AIM OF THE TASK - When you copy the data, keep every word exactly as it is and leave the pictures out.

─── TASK INPUT

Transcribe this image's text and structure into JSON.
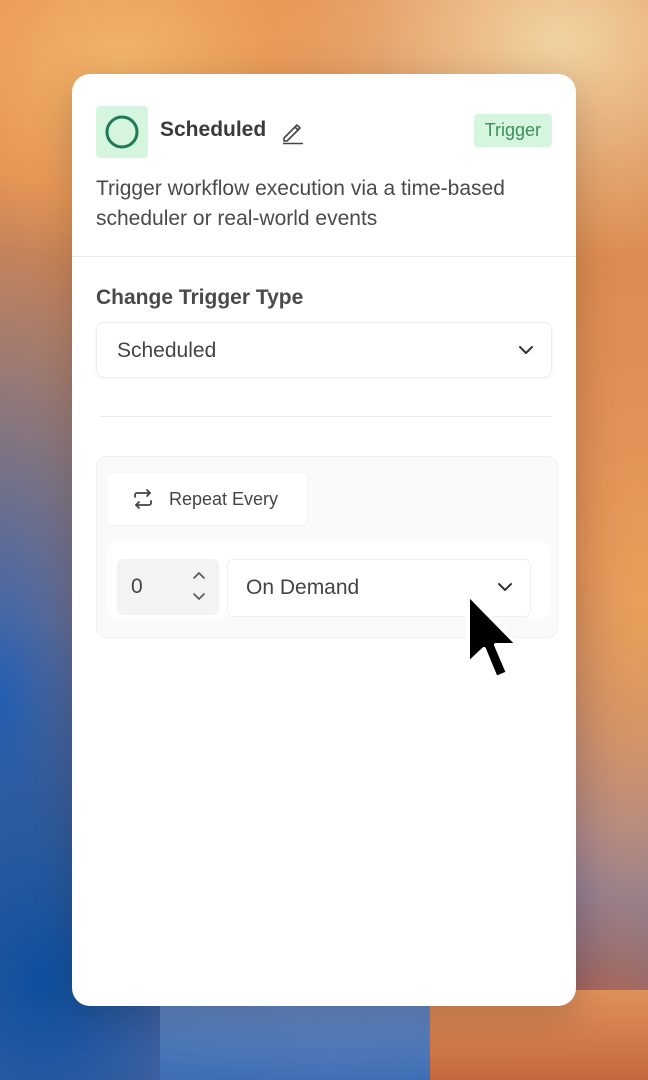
{
  "node": {
    "title": "Scheduled",
    "badge": "Trigger",
    "description": "Trigger workflow execution via a time-based scheduler or real-world events",
    "icon": "circle-icon",
    "accent_color": "#1f7a5a",
    "badge_bg": "#d6f5de",
    "badge_fg": "#3e8f5a"
  },
  "trigger_type": {
    "label": "Change Trigger Type",
    "selected": "Scheduled"
  },
  "repeat": {
    "label": "Repeat Every",
    "interval_value": "0",
    "unit_selected": "On Demand"
  }
}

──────

REPLY -
Transcribe this image's text and structure into JSON.
{
  "node": {
    "title": "Scheduled",
    "badge": "Trigger",
    "description": "Trigger workflow execution via a time-based scheduler or real-world events",
    "icon": "circle-icon",
    "accent_color": "#1f7a5a",
    "badge_bg": "#d6f5de",
    "badge_fg": "#3e8f5a"
  },
  "trigger_type": {
    "label": "Change Trigger Type",
    "selected": "Scheduled"
  },
  "repeat": {
    "label": "Repeat Every",
    "interval_value": "0",
    "unit_selected": "On Demand"
  }
}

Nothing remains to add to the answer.